>>

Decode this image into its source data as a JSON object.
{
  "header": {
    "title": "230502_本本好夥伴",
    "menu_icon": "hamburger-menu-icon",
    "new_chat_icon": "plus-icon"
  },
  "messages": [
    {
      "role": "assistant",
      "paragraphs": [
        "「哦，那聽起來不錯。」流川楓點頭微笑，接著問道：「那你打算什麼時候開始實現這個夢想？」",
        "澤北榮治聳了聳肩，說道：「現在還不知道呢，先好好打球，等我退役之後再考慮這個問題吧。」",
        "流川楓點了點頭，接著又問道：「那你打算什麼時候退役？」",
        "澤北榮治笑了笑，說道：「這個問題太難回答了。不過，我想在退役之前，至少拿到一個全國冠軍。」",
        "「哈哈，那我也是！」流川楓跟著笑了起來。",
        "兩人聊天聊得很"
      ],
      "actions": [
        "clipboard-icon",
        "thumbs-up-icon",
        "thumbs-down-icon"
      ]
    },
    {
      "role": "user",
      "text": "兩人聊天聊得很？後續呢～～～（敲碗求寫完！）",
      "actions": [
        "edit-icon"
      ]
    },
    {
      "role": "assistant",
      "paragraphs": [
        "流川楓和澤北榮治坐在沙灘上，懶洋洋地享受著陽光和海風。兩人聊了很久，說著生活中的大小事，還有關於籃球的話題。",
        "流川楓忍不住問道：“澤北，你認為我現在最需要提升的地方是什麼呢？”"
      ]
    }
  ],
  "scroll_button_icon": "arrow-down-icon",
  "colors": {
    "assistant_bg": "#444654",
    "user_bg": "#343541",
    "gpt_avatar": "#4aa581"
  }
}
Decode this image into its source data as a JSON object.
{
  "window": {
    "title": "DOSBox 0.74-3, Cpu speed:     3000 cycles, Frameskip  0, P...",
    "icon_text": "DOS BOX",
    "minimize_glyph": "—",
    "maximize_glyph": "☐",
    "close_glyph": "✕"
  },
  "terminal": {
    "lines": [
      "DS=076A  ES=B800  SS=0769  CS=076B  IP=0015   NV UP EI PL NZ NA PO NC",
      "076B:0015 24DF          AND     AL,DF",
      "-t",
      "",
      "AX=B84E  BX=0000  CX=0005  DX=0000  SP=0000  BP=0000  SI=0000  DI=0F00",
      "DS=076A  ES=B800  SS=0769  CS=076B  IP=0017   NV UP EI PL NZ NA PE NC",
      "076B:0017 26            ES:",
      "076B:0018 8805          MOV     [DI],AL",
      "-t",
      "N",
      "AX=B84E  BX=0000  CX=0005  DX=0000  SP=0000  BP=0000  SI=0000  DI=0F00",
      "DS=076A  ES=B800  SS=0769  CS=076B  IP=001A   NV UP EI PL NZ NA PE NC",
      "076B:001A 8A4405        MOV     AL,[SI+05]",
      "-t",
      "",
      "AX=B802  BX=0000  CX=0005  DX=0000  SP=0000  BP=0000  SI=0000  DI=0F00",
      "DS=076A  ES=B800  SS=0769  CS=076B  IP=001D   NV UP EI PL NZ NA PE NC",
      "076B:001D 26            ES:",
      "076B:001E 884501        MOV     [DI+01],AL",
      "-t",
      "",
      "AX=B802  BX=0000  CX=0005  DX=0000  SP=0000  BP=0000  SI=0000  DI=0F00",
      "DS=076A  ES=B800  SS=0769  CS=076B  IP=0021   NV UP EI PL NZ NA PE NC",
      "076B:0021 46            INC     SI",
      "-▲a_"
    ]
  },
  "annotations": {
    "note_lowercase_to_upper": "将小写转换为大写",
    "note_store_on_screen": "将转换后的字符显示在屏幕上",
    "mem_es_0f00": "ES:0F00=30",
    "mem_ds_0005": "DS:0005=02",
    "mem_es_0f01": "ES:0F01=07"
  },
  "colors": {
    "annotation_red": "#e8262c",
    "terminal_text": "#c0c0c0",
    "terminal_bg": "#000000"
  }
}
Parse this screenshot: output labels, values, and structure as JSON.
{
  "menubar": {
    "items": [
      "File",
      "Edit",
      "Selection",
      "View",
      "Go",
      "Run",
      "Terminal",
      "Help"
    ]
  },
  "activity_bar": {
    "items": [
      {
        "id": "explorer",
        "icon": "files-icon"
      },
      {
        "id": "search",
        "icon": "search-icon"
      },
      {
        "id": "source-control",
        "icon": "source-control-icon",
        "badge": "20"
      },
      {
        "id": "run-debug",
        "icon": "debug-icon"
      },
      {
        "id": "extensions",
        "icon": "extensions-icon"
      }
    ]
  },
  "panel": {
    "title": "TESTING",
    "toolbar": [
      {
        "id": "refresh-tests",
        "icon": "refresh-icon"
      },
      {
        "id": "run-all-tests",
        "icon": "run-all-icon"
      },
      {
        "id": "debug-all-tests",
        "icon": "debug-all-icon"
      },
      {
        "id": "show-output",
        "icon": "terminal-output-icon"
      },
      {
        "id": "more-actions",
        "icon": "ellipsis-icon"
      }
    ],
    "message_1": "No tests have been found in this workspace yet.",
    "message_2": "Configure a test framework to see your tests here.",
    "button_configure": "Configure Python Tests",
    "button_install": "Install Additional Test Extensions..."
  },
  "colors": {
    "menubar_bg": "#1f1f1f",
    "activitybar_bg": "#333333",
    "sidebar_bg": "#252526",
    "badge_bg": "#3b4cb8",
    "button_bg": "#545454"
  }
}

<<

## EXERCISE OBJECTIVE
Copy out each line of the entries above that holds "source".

## WRITTEN ANSWER
Decode this image into its source data as a JSON object.
Decode this image into its source data as a JSON object.
        "id": "source-control",
        "icon": "source-control-icon",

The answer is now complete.